There was nothing to lose. Out came the matt black Humbrol, masking tape and a paint brush. Soon, all of the parts I could reach were matted. On some of the edges of black plastic mouldings where it looked as if light rays would almost certainly be reflected back but which were difficult to reach with a loaded brush, I used double side tape and strips of black velvet from the gates of old film canisters. When I figured I had done enough, I cleaned the insides of both platen glasses and reassembled the machine.
Immediately, there was a noticeable improvement in the final scans, particularly in the area of shadow detail where the Heidelberg had not previously been able to extract much detail. Contrast went up and with it, apparent sharpness. So far so good. Scan quality improved as I learned to tweak the finer points of the bundled LinoColor software; clients were happy.
A note about the software.
LinocolorElite was put together by a company whose origins were deeply rooted in the British printing industry – remember Linotype machines? The German company Heidelberg bought Linocolor, marketed a raft of hi-end and low end rebadged Umax scanners with bundled Linocolor software and then jumped out of the business. Used Heidelberg machines can still be found but the better specified machines from the 1400 model up usually only run on old SCSI connections.
But I digress. The point about this is that most current flat beds have not significantly improved in mechanical design at the same rate at which resolution capacities have increased and while reproduction quality generally looks acceptable, I don’t see the giant leap. Visual appearance depends on printing methods, paper, inks and all the rest of that side of the business, but what I want in an ideal world is the near perfect scan and for this, one usually has to pay a premium.
Just recently, I noticed a slight fall off in scanned image quality while digitalising a batch of old b+w prints. One side of the image was o.k. the other side slightly fuzzy, as if someone had sprayed the screen image with diluted milk. I cleaned the monitor. It made no difference.
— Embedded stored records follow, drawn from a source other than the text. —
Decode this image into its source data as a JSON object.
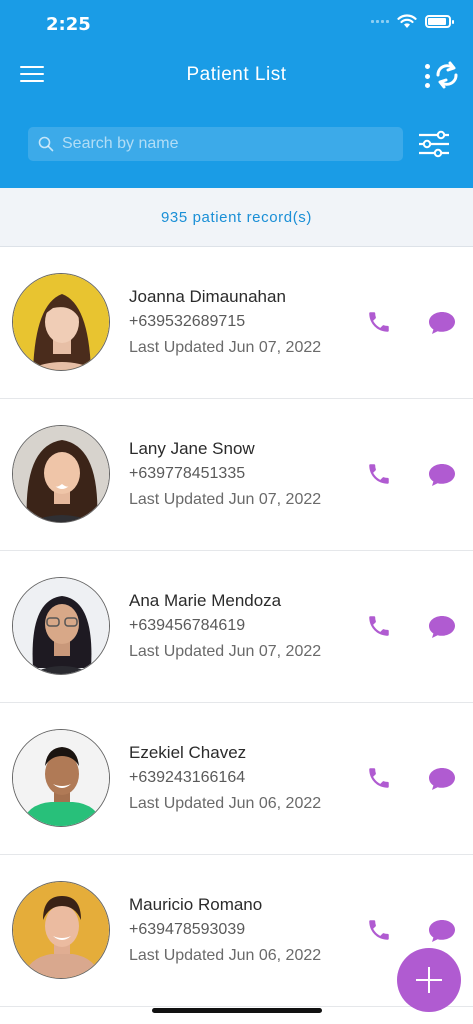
{
  "status_bar": {
    "time": "2:25"
  },
  "header": {
    "title": "Patient List"
  },
  "search": {
    "placeholder": "Search by name"
  },
  "records": {
    "count_text": "935 patient record(s)"
  },
  "colors": {
    "header_bg": "#1a9ce6",
    "accent": "#b05bd1",
    "records_text": "#1a8fd6"
  },
  "patients": [
    {
      "name": "Joanna Dimaunahan",
      "phone": "+639532689715",
      "updated": "Last Updated Jun 07, 2022"
    },
    {
      "name": "Lany Jane Snow",
      "phone": "+639778451335",
      "updated": "Last Updated Jun 07, 2022"
    },
    {
      "name": "Ana Marie Mendoza",
      "phone": "+639456784619",
      "updated": "Last Updated Jun 07, 2022"
    },
    {
      "name": "Ezekiel Chavez",
      "phone": "+639243166164",
      "updated": "Last Updated Jun 06, 2022"
    },
    {
      "name": "Mauricio Romano",
      "phone": "+639478593039",
      "updated": "Last Updated Jun 06, 2022"
    }
  ],
  "icons": {
    "menu": "hamburger-icon",
    "more": "more-vertical-icon",
    "refresh": "refresh-icon",
    "search": "search-icon",
    "filter": "filter-sliders-icon",
    "call": "phone-icon",
    "message": "chat-bubble-icon",
    "add": "plus-icon"
  }
}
An inspection of the flat bed platen glass provided no clue as to the cause.
In a fit of pique, I stripped the machine again. The thought of micro bugs similar to those sometimes seen in a camera viewfinder crawling all over the three line CCD low pass filter and leaving their minute traces of dirt, was uppermost.
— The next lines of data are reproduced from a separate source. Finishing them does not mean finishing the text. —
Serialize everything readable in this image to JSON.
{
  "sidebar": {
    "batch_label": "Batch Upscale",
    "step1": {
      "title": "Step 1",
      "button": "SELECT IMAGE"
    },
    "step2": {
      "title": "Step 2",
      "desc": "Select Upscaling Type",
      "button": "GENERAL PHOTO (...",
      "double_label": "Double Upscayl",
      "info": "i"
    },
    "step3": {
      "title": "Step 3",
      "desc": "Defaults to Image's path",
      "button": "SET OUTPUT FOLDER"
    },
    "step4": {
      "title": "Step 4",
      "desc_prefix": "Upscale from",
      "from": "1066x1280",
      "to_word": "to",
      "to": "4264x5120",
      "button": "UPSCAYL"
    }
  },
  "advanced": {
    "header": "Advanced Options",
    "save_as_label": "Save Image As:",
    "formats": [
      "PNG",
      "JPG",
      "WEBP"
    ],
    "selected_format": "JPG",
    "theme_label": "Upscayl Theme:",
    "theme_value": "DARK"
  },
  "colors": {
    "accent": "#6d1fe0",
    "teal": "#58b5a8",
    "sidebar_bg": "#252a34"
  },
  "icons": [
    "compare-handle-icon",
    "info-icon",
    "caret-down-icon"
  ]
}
I could neither find nor see anything. The interior was spotless, except when I shone a high powered torch onto one of the thin collecting mirrors; a barley visible thin patch of surface blooming like a small cloud such as would be visible on a steamed up lens, was the obvious culprit.
I suppose that even if one worked these machines in a scientifically audited clean room, foreign matter and atmospheric pollution would, in time, affect component performance. In the real world home or office environment, the risk of attack over a short period of time is much higher. I still do not know what caused the blooming, but for good measure I cleaned all the mirror strips and the collecting lens with impregnated tissues supplied by Carl Zeiss. And while I had the top off the mirror box, I added more velvet strips to parts which looked vulnerable to light scatter and blacked out the inside of the fluorescent light tube housing with more Humbrol.
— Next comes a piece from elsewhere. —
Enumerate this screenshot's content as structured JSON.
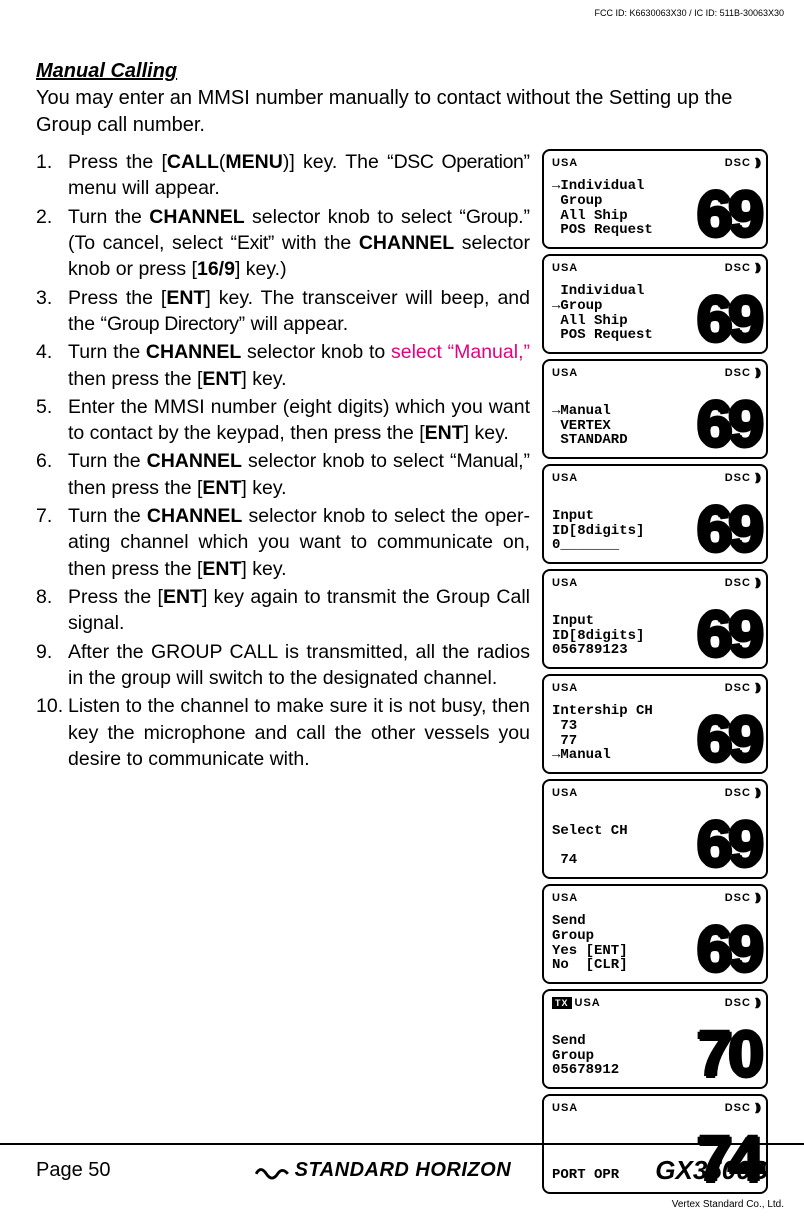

The mirror cleaning cured the original problem, and now there was also another hike in both contrast and apparent sharpness levels. An acquaintance in the USA with access to special measuring equipment reported a recent set of scans from 5X4 inch Fujichrome originals having only a 1.2% colour balance error; better than the 2-3% normally experienced from scans produced on high end machines and far better than the 10 -20% errors often experienced on off-the-shelf consumer products. And this from the raw un-post processed scans made using my own ICC profile for the film.